DATASET RECORDS section start

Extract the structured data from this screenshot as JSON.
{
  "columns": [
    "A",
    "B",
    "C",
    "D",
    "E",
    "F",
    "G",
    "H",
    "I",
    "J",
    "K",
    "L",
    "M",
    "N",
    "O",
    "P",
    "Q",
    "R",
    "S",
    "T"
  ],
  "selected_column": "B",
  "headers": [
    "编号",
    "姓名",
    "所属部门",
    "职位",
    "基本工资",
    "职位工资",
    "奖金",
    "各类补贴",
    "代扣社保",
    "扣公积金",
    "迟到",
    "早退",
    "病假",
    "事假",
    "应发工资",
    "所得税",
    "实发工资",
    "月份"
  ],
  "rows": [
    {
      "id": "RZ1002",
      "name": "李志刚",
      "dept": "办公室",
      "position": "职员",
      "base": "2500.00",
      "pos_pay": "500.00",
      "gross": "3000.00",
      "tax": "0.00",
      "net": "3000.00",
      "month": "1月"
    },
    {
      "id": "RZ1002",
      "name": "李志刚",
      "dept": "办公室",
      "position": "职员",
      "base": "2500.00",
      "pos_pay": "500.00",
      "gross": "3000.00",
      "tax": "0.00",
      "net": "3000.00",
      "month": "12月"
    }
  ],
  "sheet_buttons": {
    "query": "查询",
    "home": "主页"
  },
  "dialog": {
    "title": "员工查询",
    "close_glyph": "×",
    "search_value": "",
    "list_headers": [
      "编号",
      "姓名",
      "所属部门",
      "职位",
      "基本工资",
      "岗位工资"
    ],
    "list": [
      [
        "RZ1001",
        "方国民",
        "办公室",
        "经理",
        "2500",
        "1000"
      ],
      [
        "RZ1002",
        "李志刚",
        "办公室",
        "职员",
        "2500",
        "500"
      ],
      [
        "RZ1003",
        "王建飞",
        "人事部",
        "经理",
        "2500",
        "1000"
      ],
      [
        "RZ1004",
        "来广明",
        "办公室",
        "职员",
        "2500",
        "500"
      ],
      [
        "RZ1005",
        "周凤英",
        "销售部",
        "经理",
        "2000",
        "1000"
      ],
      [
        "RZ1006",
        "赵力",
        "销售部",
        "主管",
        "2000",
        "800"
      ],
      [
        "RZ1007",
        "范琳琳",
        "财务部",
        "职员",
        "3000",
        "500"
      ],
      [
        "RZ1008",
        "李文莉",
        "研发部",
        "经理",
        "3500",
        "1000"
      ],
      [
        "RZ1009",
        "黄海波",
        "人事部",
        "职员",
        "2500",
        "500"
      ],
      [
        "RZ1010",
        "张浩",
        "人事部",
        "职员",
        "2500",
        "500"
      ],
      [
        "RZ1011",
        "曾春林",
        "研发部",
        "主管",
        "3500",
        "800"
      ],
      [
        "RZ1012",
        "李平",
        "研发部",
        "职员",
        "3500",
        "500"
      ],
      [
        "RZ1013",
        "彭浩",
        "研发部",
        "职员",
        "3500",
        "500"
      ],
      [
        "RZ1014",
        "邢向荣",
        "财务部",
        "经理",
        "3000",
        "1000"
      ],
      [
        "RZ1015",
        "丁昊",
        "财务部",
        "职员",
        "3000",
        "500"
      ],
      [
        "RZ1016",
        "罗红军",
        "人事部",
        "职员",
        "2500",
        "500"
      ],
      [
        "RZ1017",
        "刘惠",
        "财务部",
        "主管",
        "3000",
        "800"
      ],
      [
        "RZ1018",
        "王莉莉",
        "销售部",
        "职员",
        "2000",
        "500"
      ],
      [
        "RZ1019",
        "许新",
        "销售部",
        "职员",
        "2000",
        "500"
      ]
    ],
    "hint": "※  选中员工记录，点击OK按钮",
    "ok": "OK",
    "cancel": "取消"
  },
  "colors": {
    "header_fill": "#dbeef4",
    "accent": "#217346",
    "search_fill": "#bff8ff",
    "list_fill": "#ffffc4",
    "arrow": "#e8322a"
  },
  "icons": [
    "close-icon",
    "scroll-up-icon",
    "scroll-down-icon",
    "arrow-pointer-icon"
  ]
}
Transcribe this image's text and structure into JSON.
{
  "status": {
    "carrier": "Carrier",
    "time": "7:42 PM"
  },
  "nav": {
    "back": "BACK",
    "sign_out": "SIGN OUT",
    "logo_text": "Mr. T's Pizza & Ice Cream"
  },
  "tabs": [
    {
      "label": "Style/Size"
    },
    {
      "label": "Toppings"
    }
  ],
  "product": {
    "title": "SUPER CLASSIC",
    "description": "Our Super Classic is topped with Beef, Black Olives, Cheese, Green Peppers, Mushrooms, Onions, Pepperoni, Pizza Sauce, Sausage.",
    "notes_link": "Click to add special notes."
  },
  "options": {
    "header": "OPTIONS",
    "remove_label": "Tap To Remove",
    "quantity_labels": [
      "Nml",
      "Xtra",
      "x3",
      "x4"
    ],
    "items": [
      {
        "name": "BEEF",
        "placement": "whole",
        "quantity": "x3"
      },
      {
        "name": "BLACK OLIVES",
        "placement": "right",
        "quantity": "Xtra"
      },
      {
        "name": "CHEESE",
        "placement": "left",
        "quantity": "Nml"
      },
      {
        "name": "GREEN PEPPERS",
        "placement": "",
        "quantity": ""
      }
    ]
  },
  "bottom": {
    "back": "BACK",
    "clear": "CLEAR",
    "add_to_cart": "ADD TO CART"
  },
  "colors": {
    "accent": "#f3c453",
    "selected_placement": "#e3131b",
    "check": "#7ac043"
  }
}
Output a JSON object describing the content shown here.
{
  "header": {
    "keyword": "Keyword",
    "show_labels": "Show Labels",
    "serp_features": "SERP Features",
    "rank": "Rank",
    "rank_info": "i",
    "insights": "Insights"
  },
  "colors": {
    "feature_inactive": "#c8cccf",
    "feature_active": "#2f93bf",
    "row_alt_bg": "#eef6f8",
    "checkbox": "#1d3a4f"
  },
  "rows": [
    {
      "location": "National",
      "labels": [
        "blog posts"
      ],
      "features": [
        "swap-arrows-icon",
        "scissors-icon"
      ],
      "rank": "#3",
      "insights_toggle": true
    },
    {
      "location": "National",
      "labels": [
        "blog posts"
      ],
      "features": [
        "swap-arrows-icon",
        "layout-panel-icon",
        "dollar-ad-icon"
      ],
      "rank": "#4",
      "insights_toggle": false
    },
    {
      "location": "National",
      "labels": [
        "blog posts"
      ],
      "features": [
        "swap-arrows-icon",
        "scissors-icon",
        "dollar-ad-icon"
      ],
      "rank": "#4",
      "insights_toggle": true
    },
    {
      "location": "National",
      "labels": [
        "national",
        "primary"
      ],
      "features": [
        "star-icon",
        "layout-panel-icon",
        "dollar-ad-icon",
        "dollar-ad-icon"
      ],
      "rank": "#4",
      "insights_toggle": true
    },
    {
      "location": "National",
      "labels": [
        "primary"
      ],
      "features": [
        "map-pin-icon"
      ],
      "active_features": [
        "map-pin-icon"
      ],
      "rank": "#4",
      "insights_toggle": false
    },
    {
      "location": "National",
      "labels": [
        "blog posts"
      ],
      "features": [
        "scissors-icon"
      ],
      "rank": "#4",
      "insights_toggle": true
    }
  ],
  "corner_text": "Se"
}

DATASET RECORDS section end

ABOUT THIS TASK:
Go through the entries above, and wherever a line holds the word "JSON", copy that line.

TASK RESULT:
Extract the structured data from this screenshot as JSON.
Transcribe this image's text and structure into JSON.
Output a JSON object describing the content shown here.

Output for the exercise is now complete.